Show Summary Details

Page of

Printed from Grove Music Online. Grove is a registered trademark. Under the terms of the licence agreement, an individual user may print out a single article for personal use (for details see Privacy Policy).

date: 07 December 2019


  • Willi Kahl
  •  and Israel J. Katz


A Spanish popular dance or song. Its dancers are called boleros or boleras. Of the several possible etymologies considered by Suárez-Pajares (A1993), the most plausible are those deriving from the verb volar (‘to fly’) and from the name boleras, given to the Gypsy women ‘who were the first to dance it [and called so] because of the little gold-braided balls (bolitas de pasamanería) that adorned their dresses’. From its beginnings in Spain during the last third of the 18th century the bolero's popularity in the court and theatre persisted throughout the 19th century, and it has since been absorbed among the traditional dance and song genres of Andalusia, Castile and Mallorca.

Consensus among the early writers (Sor, A1835; El Solitario, A1847) points to the bolero’s having derived from the seguidilla, whose accompanying rhythm and movements it modified and to whose verse form it was sung.
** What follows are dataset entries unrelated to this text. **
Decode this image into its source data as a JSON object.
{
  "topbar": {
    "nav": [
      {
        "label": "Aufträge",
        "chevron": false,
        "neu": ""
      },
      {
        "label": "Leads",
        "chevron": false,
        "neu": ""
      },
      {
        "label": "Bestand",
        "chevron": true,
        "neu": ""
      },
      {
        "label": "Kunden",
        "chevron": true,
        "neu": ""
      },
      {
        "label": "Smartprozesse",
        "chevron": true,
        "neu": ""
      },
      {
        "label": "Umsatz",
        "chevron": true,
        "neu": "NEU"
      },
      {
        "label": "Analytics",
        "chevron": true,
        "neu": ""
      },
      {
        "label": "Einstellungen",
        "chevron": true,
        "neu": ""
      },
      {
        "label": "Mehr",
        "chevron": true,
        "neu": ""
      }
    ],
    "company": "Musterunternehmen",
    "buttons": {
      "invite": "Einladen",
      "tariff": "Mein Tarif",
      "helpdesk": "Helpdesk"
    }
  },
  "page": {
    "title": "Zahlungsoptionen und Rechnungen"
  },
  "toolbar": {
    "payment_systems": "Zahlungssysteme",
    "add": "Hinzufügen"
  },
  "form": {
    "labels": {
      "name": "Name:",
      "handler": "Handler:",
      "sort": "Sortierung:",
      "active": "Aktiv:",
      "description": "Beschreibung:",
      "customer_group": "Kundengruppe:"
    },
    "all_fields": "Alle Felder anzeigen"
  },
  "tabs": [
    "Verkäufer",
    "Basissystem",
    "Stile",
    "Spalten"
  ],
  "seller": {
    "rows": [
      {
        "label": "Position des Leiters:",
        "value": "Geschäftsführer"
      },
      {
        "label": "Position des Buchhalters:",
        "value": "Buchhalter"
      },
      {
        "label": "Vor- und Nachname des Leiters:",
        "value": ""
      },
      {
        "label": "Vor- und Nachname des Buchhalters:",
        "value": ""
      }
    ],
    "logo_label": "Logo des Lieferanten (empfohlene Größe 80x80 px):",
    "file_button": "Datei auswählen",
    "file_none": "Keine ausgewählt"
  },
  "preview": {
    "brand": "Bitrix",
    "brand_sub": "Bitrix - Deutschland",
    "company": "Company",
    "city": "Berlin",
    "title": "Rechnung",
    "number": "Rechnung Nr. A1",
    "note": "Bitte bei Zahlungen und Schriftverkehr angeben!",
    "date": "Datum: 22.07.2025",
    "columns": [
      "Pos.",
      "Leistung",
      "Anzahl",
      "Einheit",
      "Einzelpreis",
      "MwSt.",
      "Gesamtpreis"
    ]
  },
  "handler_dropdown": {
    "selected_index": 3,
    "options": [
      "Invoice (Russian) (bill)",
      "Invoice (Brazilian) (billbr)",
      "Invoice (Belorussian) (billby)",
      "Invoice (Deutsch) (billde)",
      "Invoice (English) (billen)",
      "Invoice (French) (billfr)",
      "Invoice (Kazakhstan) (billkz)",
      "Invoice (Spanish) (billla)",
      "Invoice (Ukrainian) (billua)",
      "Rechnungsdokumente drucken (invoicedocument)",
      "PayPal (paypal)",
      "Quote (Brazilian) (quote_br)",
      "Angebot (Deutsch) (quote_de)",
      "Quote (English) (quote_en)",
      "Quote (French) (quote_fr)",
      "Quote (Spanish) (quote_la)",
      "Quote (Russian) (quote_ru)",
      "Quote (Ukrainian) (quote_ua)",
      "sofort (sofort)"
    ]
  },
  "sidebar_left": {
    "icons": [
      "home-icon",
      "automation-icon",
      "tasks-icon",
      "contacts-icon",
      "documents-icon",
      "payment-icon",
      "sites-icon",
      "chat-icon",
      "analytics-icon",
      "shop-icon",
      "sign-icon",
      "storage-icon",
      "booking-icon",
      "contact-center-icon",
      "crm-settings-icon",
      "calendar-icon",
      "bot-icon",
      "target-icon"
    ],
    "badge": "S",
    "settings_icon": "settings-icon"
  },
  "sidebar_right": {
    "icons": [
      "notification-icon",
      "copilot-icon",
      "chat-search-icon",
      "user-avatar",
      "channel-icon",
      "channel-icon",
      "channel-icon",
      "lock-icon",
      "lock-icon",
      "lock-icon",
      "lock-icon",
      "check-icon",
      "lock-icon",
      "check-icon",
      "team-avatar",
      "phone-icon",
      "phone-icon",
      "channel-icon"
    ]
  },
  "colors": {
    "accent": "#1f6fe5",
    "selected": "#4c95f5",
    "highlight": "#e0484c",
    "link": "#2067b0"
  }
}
After the seguidilla...

You do not currently have access to this article


Please login to access the full content.


Please subscribe to access the full content.

A. Lavignac and L. de La Laurencie, eds.: Encyclopédie de la musique et dictionnaire du Conservatoire
International Musicological Society: Congress Report [1930-]
Revista de musicología
Diccionario de la música Labor
The New Grove Dictionary of Music and Musicians
Die Musik in Geschichte und Gegenwart